- Try to limit screen time in the two to three hours before bed (yes, that means Instagram).
- Cut back on caffeine, especially in the afternoon.
- Consider tweaking your schedule to make demands more reasonable.
- Get more sleep on the weekends, not less. Sleep deficits have to be repaid eventually.
- Don’t eat sugary foods right before bed.
- Give yourself a nightly routine and try to stick to it.
Advice from the Pros.
Binkley says, “One main thing I would advise would be just to take a 20-minute break from time to time. I would feel so much more energized after just taking 20 minutes to sit and not think about the 1,000 tasks ahead of me. Breathe, meditate, stretch or even just take a hot shower. It’s the only way I’m able to continue studying and get the boost I need.”
Beery is now working on her PhD at Caltech. “I find that I am far more productive when well-rested,” she says. “I spend about half of the time to finish problems in the morning than I would have late at night. I’ve been teasingly called a grandma by my peers, but I’m far healthier and happier on an early-to-bed schedule.”

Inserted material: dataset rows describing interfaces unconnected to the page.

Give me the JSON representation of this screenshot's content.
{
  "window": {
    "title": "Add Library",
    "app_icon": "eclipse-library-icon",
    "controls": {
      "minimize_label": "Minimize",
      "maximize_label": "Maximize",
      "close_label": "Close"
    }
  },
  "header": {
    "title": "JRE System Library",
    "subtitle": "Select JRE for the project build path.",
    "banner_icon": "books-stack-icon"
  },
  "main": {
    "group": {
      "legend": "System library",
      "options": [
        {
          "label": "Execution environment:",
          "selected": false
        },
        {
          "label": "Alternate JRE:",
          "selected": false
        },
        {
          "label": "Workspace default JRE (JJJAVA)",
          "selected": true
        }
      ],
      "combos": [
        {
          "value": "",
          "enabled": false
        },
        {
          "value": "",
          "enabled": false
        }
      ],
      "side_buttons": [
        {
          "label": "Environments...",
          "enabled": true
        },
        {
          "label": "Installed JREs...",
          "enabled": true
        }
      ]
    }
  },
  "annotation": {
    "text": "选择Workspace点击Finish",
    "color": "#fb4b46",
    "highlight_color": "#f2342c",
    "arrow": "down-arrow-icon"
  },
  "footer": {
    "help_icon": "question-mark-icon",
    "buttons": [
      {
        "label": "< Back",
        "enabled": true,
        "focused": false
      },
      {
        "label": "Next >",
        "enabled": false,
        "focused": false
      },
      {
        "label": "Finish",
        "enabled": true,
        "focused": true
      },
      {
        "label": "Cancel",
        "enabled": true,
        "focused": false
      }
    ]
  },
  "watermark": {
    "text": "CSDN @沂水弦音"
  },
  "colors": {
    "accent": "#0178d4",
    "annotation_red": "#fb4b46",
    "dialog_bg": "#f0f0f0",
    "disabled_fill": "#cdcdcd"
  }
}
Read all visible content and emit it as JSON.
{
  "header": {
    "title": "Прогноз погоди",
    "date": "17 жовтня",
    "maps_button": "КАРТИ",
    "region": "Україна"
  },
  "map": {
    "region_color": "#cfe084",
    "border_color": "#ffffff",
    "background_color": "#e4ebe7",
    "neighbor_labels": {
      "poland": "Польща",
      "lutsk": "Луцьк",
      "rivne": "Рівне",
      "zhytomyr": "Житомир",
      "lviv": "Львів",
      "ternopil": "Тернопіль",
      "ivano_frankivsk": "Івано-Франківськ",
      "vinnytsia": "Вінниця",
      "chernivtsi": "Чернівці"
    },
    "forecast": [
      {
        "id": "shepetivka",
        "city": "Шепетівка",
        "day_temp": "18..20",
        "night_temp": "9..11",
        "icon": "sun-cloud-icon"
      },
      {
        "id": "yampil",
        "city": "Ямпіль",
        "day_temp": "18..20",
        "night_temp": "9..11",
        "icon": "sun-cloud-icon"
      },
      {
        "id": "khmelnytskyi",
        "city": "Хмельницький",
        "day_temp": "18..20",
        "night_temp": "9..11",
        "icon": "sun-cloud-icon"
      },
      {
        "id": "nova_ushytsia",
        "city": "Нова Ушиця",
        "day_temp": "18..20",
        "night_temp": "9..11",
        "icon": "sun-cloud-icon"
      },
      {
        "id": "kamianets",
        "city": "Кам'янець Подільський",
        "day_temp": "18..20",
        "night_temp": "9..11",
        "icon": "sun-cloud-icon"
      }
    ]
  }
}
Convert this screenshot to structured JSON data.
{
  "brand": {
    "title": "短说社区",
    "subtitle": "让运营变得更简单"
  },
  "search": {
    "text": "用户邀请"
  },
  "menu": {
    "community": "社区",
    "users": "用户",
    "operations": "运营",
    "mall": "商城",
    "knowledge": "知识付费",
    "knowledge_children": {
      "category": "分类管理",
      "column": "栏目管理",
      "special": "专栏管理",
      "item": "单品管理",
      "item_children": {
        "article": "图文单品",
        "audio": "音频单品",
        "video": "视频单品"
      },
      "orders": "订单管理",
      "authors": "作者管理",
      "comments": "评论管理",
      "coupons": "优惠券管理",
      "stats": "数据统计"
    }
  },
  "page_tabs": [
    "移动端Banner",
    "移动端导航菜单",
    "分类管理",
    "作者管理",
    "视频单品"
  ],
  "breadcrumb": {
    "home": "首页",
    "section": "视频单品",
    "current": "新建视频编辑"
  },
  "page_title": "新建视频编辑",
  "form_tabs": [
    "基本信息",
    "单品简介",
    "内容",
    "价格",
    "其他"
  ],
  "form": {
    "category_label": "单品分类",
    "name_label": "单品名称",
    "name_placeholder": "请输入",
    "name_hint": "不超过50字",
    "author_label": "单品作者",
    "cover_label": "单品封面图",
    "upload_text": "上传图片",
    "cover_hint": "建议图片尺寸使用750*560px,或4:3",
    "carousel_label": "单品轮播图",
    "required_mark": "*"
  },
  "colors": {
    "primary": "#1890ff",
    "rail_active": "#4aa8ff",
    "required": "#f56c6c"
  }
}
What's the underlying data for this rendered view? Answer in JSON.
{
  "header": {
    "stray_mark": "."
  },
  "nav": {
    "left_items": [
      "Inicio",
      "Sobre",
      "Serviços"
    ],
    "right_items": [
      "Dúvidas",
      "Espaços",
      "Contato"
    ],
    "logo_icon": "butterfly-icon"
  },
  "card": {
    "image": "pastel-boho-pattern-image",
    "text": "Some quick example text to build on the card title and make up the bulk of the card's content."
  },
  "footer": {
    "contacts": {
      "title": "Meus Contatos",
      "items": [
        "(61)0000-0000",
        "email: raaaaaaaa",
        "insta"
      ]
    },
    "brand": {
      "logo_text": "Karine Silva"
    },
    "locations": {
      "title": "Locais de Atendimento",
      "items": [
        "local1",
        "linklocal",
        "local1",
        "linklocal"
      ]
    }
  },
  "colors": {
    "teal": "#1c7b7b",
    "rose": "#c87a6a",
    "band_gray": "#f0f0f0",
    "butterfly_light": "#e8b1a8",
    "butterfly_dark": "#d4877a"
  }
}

By Emily C. Harrison MS, RD, LD of Dancer Nutrition.
Emily Cook Harrison MS, RD, LD
Emily is a registered dietitian and holds both a bachelor’s and master’s degree in nutrition from Georgia State University. Her master’s thesis research was on elite level ballet dancers and nutrition and she has experience providing nutrition services for weight management, sports nutrition, disordered eating, disease prevention, and food allergies. Emily was a professional dancer for eleven years with the Atlanta Ballet and several other companies. She is a dance educator and the mother of two young children. She now runs the Centre for Dance Nutrition and Healthy Lifestyles. She can be reached at firstname.lastname@example.org
- Arbi Mejri M, Yousfi N, Hammouda O, Tayech A, Ben Rayana MC, Driss T, Chaouachi A, Souissi N. One night of partial sleep deprivation increased biomarkers of muscle and cardiac injuries during acute intermittent exercise. J Sports Med Phys Fitness. 2016 Feb 11.
- Fullagar HK, Skorski S, Duffield R, Hammes D, Coutts AJ, Meyer T. Sleep and Athletic Performance: The Effects of Sleep Loss on Exercise Performance, and Physiological and Cognitive Responses to Exercise. Sports Medicine. February 2015, Volume 45, Issue 2, pp 161–186.
- Dolsen MR, et al. Neurophysiological correlates of suicidal ideation in major depressive disorder: Hyperarousal during sleep. Journal of Affective Disorders. April 1, 2017, Volume 212, Pages 160–166
- The National Sleep Foundation. https://sleepfoundation.org
- Insufficient sleep in adolescents and young adults: an update on causes and consequences. American Academy of Pediatrics. PEDIATRICS Volume 134, Number 3, September 2014. http://pediatrics.aappublications.org/content/pediatrics/early/2014/08/19/peds.2014-1696.full.pdf
- Beccuti G, Pannain S. Sleep and Obesity. Curr Opin Clin Nutr Metab Care. 2011. Jul 14 (4) 402-412